___ Source records ___
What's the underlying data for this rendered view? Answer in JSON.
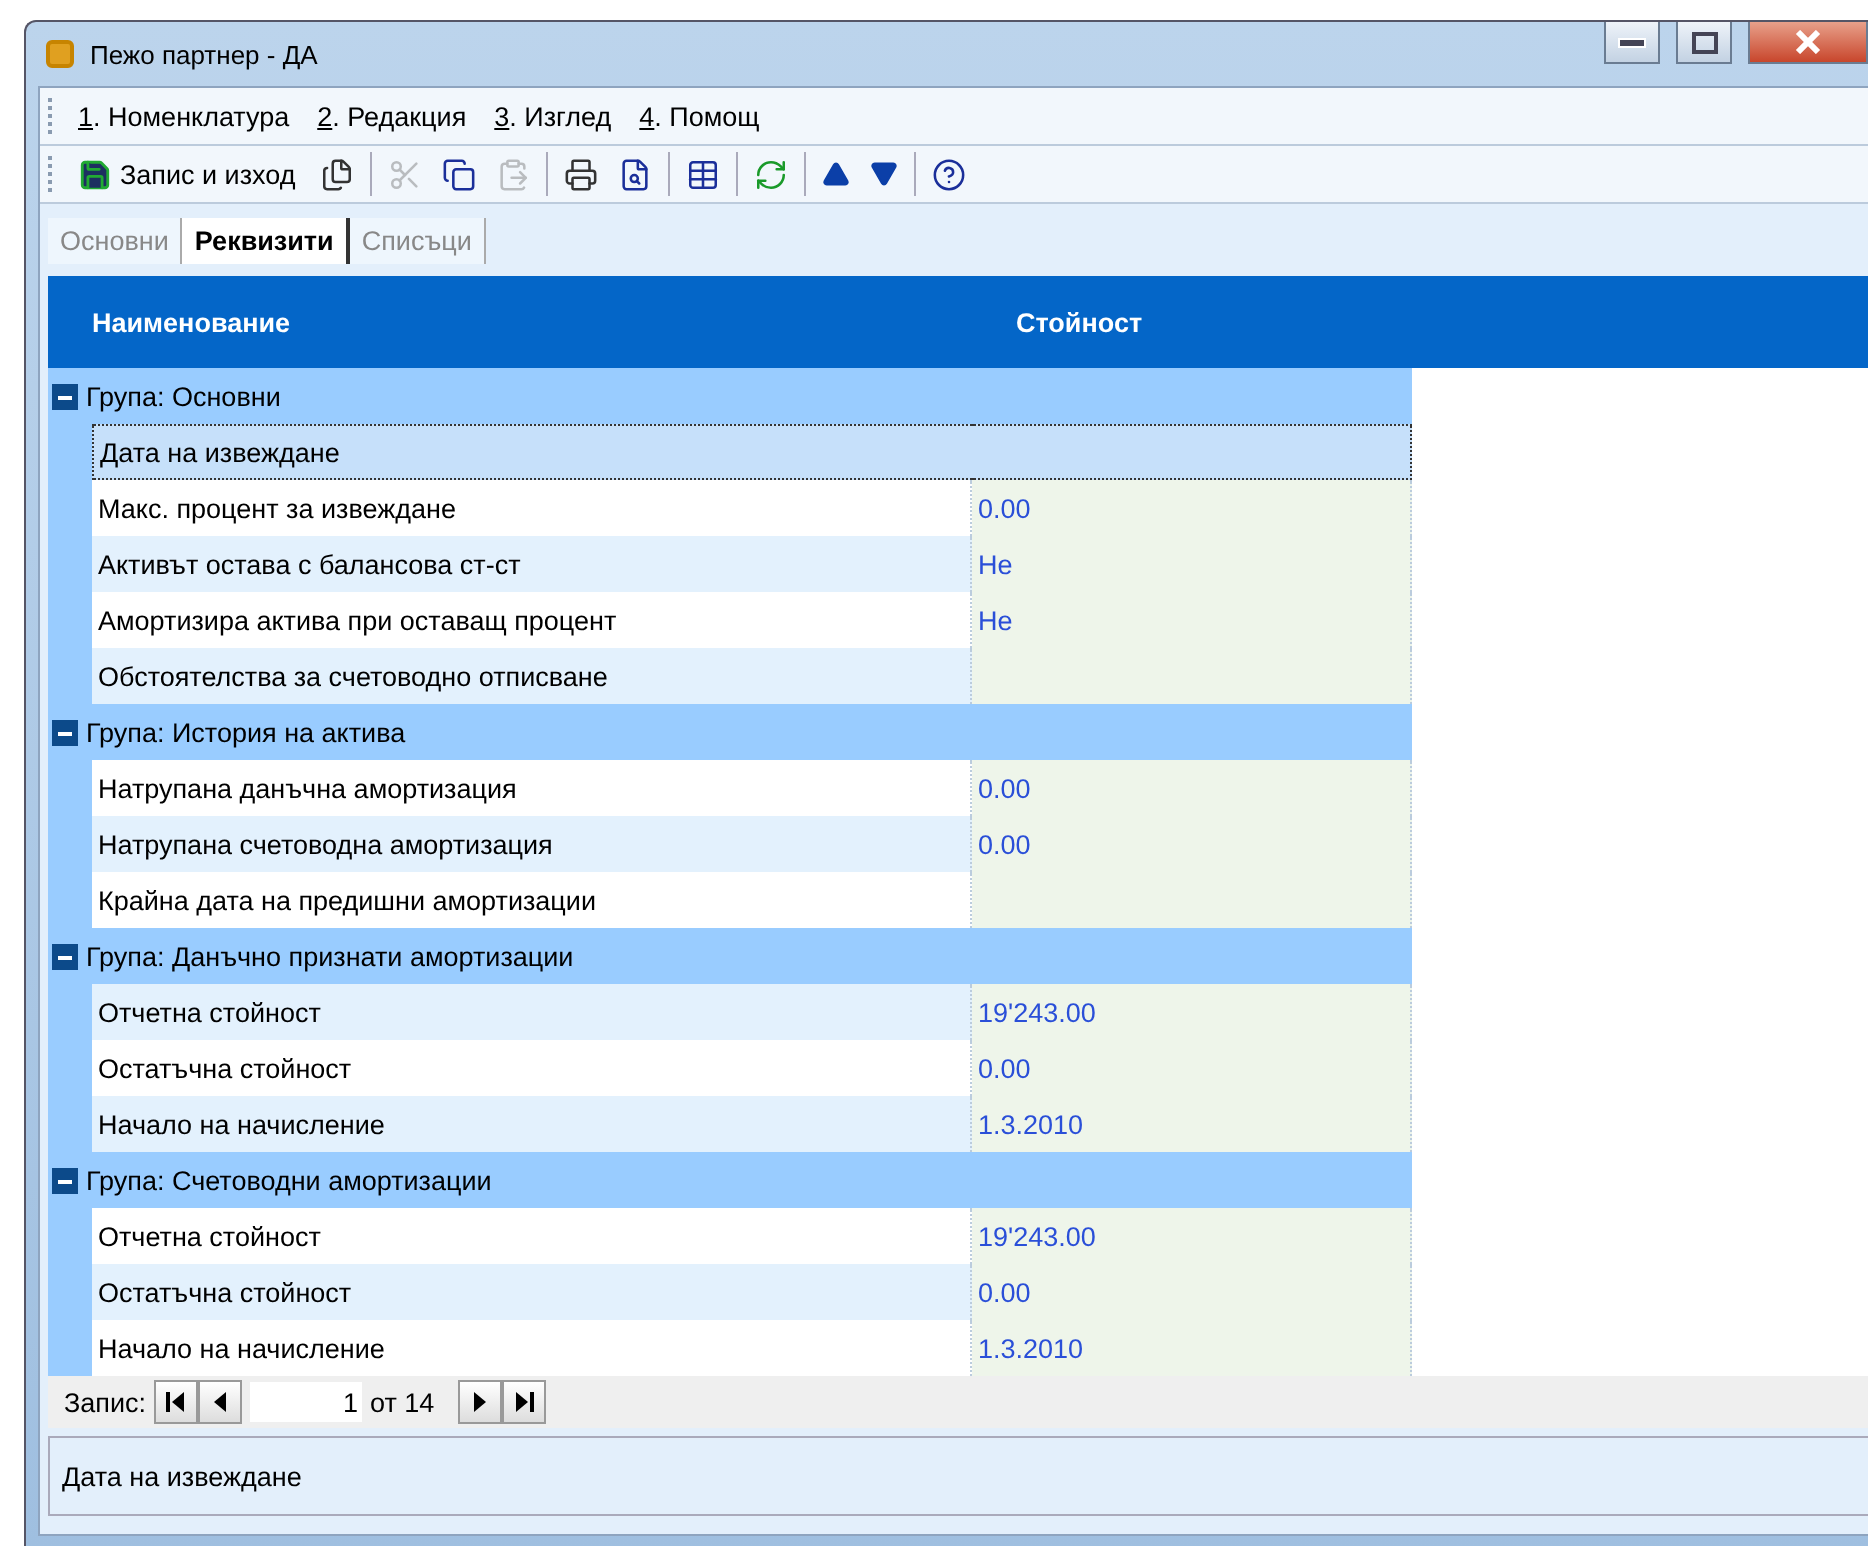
{
  "window": {
    "title": "Пежо партнер - ДА"
  },
  "menu": [
    {
      "label": "1. Номенклатура"
    },
    {
      "label": "2. Редакция"
    },
    {
      "label": "3. Изглед"
    },
    {
      "label": "4. Помощ"
    }
  ],
  "toolbar": {
    "save_label": "Запис и изход",
    "items": [
      {
        "kind": "saveas"
      },
      {
        "kind": "sep"
      },
      {
        "kind": "cut",
        "disabled": true
      },
      {
        "kind": "copy",
        "disabled": false
      },
      {
        "kind": "paste",
        "disabled": true
      },
      {
        "kind": "sep"
      },
      {
        "kind": "print",
        "disabled": false
      },
      {
        "kind": "preview",
        "disabled": false
      },
      {
        "kind": "sep"
      },
      {
        "kind": "newtable",
        "disabled": false
      },
      {
        "kind": "sep"
      },
      {
        "kind": "refresh",
        "disabled": false
      },
      {
        "kind": "sep"
      },
      {
        "kind": "up",
        "disabled": false
      },
      {
        "kind": "down",
        "disabled": false
      },
      {
        "kind": "sep"
      },
      {
        "kind": "help",
        "disabled": false
      }
    ]
  },
  "tabs": [
    {
      "label": "Основни",
      "selected": false
    },
    {
      "label": "Реквизити",
      "selected": true
    },
    {
      "label": "Списъци",
      "selected": false
    }
  ],
  "grid": {
    "columns": [
      "Наименование",
      "Стойност"
    ],
    "groups": [
      {
        "title": "Група: Основни",
        "expanded": true,
        "rows": [
          {
            "name": "Дата на извеждане",
            "value": "",
            "selected": true
          },
          {
            "name": "Макс. процент за извеждане",
            "value": "0.00",
            "selected": false
          },
          {
            "name": "Активът остава с балансова ст-ст",
            "value": "Не",
            "selected": false
          },
          {
            "name": "Амортизира актива при оставащ процент",
            "value": "Не",
            "selected": false
          },
          {
            "name": "Обстоятелства за счетоводно отписване",
            "value": "",
            "selected": false
          }
        ]
      },
      {
        "title": "Група: История на актива",
        "expanded": true,
        "rows": [
          {
            "name": "Натрупана данъчна амортизация",
            "value": "0.00",
            "selected": false
          },
          {
            "name": "Натрупана счетоводна амортизация",
            "value": "0.00",
            "selected": false
          },
          {
            "name": "Крайна дата на предишни амортизации",
            "value": "",
            "selected": false
          }
        ]
      },
      {
        "title": "Група: Данъчно признати амортизации",
        "expanded": true,
        "rows": [
          {
            "name": "Отчетна стойност",
            "value": "19'243.00",
            "selected": false
          },
          {
            "name": "Остатъчна стойност",
            "value": "0.00",
            "selected": false
          },
          {
            "name": "Начало на начисление",
            "value": "1.3.2010",
            "selected": false
          }
        ]
      },
      {
        "title": "Група: Счетоводни амортизации",
        "expanded": true,
        "rows": [
          {
            "name": "Отчетна стойност",
            "value": "19'243.00",
            "selected": false
          },
          {
            "name": "Остатъчна стойност",
            "value": "0.00",
            "selected": false
          },
          {
            "name": "Начало на начисление",
            "value": "1.3.2010",
            "selected": false
          }
        ]
      }
    ]
  },
  "navigator": {
    "label": "Запис:",
    "value": "1",
    "total": "от 14"
  },
  "status": {
    "text": "Дата на извеждане"
  }
}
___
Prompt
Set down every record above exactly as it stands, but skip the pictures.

Answer to the problem
What's the underlying data for this rendered view? Answer in JSON.
{
  "window": {
    "title": "Пежо партнер - ДА"
  },
  "menu": [
    {
      "label": "1. Номенклатура"
    },
    {
      "label": "2. Редакция"
    },
    {
      "label": "3. Изглед"
    },
    {
      "label": "4. Помощ"
    }
  ],
  "toolbar": {
    "save_label": "Запис и изход",
    "items": [
      {
        "kind": "saveas"
      },
      {
        "kind": "sep"
      },
      {
        "kind": "cut",
        "disabled": true
      },
      {
        "kind": "copy",
        "disabled": false
      },
      {
        "kind": "paste",
        "disabled": true
      },
      {
        "kind": "sep"
      },
      {
        "kind": "print",
        "disabled": false
      },
      {
        "kind": "preview",
        "disabled": false
      },
      {
        "kind": "sep"
      },
      {
        "kind": "newtable",
        "disabled": false
      },
      {
        "kind": "sep"
      },
      {
        "kind": "refresh",
        "disabled": false
      },
      {
        "kind": "sep"
      },
      {
        "kind": "up",
        "disabled": false
      },
      {
        "kind": "down",
        "disabled": false
      },
      {
        "kind": "sep"
      },
      {
        "kind": "help",
        "disabled": false
      }
    ]
  },
  "tabs": [
    {
      "label": "Основни",
      "selected": false
    },
    {
      "label": "Реквизити",
      "selected": true
    },
    {
      "label": "Списъци",
      "selected": false
    }
  ],
  "grid": {
    "columns": [
      "Наименование",
      "Стойност"
    ],
    "groups": [
      {
        "title": "Група: Основни",
        "expanded": true,
        "rows": [
          {
            "name": "Дата на извеждане",
            "value": "",
            "selected": true
          },
          {
            "name": "Макс. процент за извеждане",
            "value": "0.00",
            "selected": false
          },
          {
            "name": "Активът остава с балансова ст-ст",
            "value": "Не",
            "selected": false
          },
          {
            "name": "Амортизира актива при оставащ процент",
            "value": "Не",
            "selected": false
          },
          {
            "name": "Обстоятелства за счетоводно отписване",
            "value": "",
            "selected": false
          }
        ]
      },
      {
        "title": "Група: История на актива",
        "expanded": true,
        "rows": [
          {
            "name": "Натрупана данъчна амортизация",
            "value": "0.00",
            "selected": false
          },
          {
            "name": "Натрупана счетоводна амортизация",
            "value": "0.00",
            "selected": false
          },
          {
            "name": "Крайна дата на предишни амортизации",
            "value": "",
            "selected": false
          }
        ]
      },
      {
        "title": "Група: Данъчно признати амортизации",
        "expanded": true,
        "rows": [
          {
            "name": "Отчетна стойност",
            "value": "19'243.00",
            "selected": false
          },
          {
            "name": "Остатъчна стойност",
            "value": "0.00",
            "selected": false
          },
          {
            "name": "Начало на начисление",
            "value": "1.3.2010",
            "selected": false
          }
        ]
      },
      {
        "title": "Група: Счетоводни амортизации",
        "expanded": true,
        "rows": [
          {
            "name": "Отчетна стойност",
            "value": "19'243.00",
            "selected": false
          },
          {
            "name": "Остатъчна стойност",
            "value": "0.00",
            "selected": false
          },
          {
            "name": "Начало на начисление",
            "value": "1.3.2010",
            "selected": false
          }
        ]
      }
    ]
  },
  "navigator": {
    "label": "Запис:",
    "value": "1",
    "total": "от 14"
  },
  "status": {
    "text": "Дата на извеждане"
  }
}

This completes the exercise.